__Exercise prompt__:
Give, as a bare number, the count of lines below that contain "venue".

__Dataset records__:
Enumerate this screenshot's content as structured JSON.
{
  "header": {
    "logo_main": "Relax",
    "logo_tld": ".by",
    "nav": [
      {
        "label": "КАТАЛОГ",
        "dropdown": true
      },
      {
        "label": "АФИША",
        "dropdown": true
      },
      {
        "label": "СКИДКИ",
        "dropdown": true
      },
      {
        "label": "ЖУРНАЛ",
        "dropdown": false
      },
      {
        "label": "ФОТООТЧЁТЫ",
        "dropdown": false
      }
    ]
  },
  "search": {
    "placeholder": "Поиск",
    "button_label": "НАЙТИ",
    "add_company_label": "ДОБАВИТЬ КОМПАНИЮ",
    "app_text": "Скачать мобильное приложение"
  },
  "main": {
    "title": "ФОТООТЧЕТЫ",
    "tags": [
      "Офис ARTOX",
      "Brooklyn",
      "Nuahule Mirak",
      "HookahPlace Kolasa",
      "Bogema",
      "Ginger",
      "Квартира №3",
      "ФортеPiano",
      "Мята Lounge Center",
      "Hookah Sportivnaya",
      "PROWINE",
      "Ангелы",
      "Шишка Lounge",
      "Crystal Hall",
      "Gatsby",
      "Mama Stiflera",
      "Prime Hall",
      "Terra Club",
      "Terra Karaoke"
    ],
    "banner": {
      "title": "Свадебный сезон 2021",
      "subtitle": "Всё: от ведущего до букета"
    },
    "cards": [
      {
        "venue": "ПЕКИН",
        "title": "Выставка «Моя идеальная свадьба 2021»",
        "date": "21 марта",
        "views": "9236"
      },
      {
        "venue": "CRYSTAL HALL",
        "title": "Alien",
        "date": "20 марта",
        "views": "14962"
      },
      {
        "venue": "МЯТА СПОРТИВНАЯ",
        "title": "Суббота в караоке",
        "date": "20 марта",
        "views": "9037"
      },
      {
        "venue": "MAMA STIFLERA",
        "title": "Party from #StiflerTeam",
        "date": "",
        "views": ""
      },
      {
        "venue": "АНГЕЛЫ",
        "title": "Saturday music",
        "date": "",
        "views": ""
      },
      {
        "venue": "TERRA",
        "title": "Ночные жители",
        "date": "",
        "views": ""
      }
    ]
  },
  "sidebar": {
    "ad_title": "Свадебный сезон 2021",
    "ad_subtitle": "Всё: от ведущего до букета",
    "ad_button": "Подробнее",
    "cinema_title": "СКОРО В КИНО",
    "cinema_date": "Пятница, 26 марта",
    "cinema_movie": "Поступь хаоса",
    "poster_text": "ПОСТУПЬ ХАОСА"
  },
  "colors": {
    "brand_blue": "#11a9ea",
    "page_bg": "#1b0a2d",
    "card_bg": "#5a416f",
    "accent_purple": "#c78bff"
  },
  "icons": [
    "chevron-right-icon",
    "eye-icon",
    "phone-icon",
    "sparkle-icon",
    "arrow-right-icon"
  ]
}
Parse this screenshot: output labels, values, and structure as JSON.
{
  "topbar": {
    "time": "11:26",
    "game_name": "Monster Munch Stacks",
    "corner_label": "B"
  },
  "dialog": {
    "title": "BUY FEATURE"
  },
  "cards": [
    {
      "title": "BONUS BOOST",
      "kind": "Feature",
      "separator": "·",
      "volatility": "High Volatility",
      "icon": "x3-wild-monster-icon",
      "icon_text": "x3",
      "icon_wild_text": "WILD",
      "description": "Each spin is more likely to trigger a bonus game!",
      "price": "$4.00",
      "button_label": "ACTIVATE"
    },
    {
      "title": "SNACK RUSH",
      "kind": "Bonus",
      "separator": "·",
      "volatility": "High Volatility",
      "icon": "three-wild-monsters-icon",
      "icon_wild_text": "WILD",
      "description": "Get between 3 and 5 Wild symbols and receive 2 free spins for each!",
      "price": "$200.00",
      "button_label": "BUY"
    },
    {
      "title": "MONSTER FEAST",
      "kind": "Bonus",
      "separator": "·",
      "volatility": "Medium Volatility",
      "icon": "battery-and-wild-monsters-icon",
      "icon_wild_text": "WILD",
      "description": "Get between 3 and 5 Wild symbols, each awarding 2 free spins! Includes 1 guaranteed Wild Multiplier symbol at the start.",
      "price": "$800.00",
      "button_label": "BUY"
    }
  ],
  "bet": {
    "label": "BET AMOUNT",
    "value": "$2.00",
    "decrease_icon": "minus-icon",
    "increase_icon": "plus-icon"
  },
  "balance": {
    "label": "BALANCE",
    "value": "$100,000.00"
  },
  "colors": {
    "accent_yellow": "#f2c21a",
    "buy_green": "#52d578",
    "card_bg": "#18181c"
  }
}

__Solved problem__:
6